April 07, 2023 Founders Note 011

011: I Dream of Sleep

Sometimes, when I’m struggling to fall asleep, I imagine what my life would be like if I won the lottery. I think about the logistics: Tell no one; hire the right attorney; do whatever it takes to remain anonymous; wait a year before making any huge purchases; and, obviously, take the lump sum. I imagine the excitement and freedom of being supremely privileged, unburdened by need or want. (This fantasy does not concern itself with the cultural narrative of everything going to shit for the winner – no, it’s all upside for me!) I imagine what I’d do with the money: secretly deposit huge sums in friends’ accounts, establish a luxury wellness resort for rescue dogs, see every corner of the world, and, of course, never fly commercial again. It’s my version of counting sheep. 

For as long as I can remember, sleep hasn’t been easy for me. I’ve struggled with falling asleep, staying asleep, and most importantly, feeling rested in the morning. Most days, sleep is something I both look forward to and approach cautiously, like meeting a new dog for the first time – is this thing going to be a wiggly love bug or Cujo?

I’ve met with sleep therapists and sleep doctors who taught me the basics of sleep hygiene, which, it turns out, is not about taking a shower before bed, but the healthy ways to orient oneself to sleep, like: stick to a consistent schedule even on the weekends, get off screens a few hours before bed, don’t do non-sleep things in bed (save sex), and create a wind-down ritual. But, as my mom tells me, “knowing and doing are two different things,” and that’s been true for how I’ve historically (and tragically) approached sleep. 

Sleep appears simple, easy, a passive act. How have I managed to make doing nothing so damn hard? 

My biggest challenge has been nonrestorative sleep (NRS), not feeling rested even after a solid eight to ten hours. One of the more frustrating effects of struggling with sleep is that it’s the precursor to struggling with being awake. So, my sleep doc attempted to work backwards through that equation and prescribed a stimulant to help me feel more awake during the day. This stimulant was supposed to make-up for what my sleep wasn’t doing naturally. I was told it’s the drug soldiers take at war to stay alert and to ease into the medication – start with half a pill and build to two. The next day, excited to finally be fully awake, I jumped straight to the two-pill dose and somehow managed a two-hour nap thereafter. I’d be a lousy soldier.

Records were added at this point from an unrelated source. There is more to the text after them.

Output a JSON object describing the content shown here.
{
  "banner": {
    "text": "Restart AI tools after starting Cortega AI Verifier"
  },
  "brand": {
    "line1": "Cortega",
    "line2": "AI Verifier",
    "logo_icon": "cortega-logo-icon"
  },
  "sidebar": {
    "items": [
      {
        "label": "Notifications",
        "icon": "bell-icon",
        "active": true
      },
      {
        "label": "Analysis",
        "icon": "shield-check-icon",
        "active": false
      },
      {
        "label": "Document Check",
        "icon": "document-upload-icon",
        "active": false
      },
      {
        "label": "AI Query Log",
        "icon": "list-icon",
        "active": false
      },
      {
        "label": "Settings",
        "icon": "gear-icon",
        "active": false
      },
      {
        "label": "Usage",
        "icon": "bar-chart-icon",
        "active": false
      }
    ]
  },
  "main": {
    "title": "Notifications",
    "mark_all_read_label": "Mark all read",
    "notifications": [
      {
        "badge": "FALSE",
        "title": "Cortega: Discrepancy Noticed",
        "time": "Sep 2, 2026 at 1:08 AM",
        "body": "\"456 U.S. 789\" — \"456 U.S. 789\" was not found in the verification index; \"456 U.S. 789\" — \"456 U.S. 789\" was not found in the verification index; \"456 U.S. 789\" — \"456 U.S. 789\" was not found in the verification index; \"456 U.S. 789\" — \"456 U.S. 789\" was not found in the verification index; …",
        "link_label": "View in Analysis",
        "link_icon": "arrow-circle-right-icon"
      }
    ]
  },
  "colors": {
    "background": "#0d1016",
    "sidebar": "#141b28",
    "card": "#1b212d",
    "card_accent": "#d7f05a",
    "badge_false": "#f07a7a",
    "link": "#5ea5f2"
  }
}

I’ve experimented with caffeine cessation, CBD drinks, Andrew Huberman’s supplement routine, meditation, wearables, cooling mattress pads, blue light blocking glasses, cushy pillow tops, eye masks, and spent the first six weeks of 2023 sleeping on the living room couch, convinced it better contoured to my body and was therefore a better option. I’ve sought relief from NyQuil, Trazadone, and a short trial of an Ambien-like drug that caused me to reply to a difficult business email in the middle of the night with an instruction to “fuck off.” (I later learned that, when taking this Ambien-like drug, some people wake up in the middle of the night and impulsively shop, commit crimes, or fire-off emails saying what they really want to say, all of which would have been good for me to know prior to taking the drug. I just assumed I’d tragically morphed into a truculent asshole.) Better to be sleepy than an asshole.

Sleep appears simple, easy, a passive act. How have I managed to make doing nothing so damn hard? 

Just as it was for our cave-dwelling ancestors, sleep is when we’re the most vulnerable, unaware of and unable to protect ourselves from threats.

I recently learned there actually may be something evolutionarily happening behind the scenes that makes shutting down difficult. According to Dr. Rafael Pelayo, a sleep specialist at Stanford’s Sleep Medicine Center, “Sleep is the most dangerous thing we do.”  

Just as it was for our cave-dwelling ancestors, sleep is when we’re the most vulnerable, unaware of and unable to protect ourselves from threats. It makes sense that the final moments before sleep are when we’re assessing the dangers that wait in the bushes. According to Dr. Pelayo, what waits in the bushes for the contemporary sleeper aren’t lions or warring neighbors but anxiety and his wicked brother, stress.

Dr. Pelayo and Candice Alfano, director of the Sleep and Anxiety Center of Houston at the University of Houston, suggest three practices that may help push through the anxiety that can accompany falling asleep:

  1. Establish a caffeine cut-off, ideally 10 hours before bedtime.
  2. Journal your to-do list or worries just before bed, which for participants in a 2019 clinical study, resulted in falling asleep faster.
  3. Be optimistic; give yourself something to look forward to (on the other side of sleep), like winning the lottery.

(Ok, to be fair, they didn’t specifically suggest my lottery fantasy, but I think I’m on to something.)

Not sleeping well still keeps me up at night. It’s a familiar routine. Part of me is holding out for a silver bullet solution, but the real solve exists somewhere between behavior modification, understanding my specific physiology, and contending with the persistent dangers lurking in the bushes.

On the upside, I’ll know exactly what to do when I finally win the lottery.

Brian McGrath Davis Co-Founder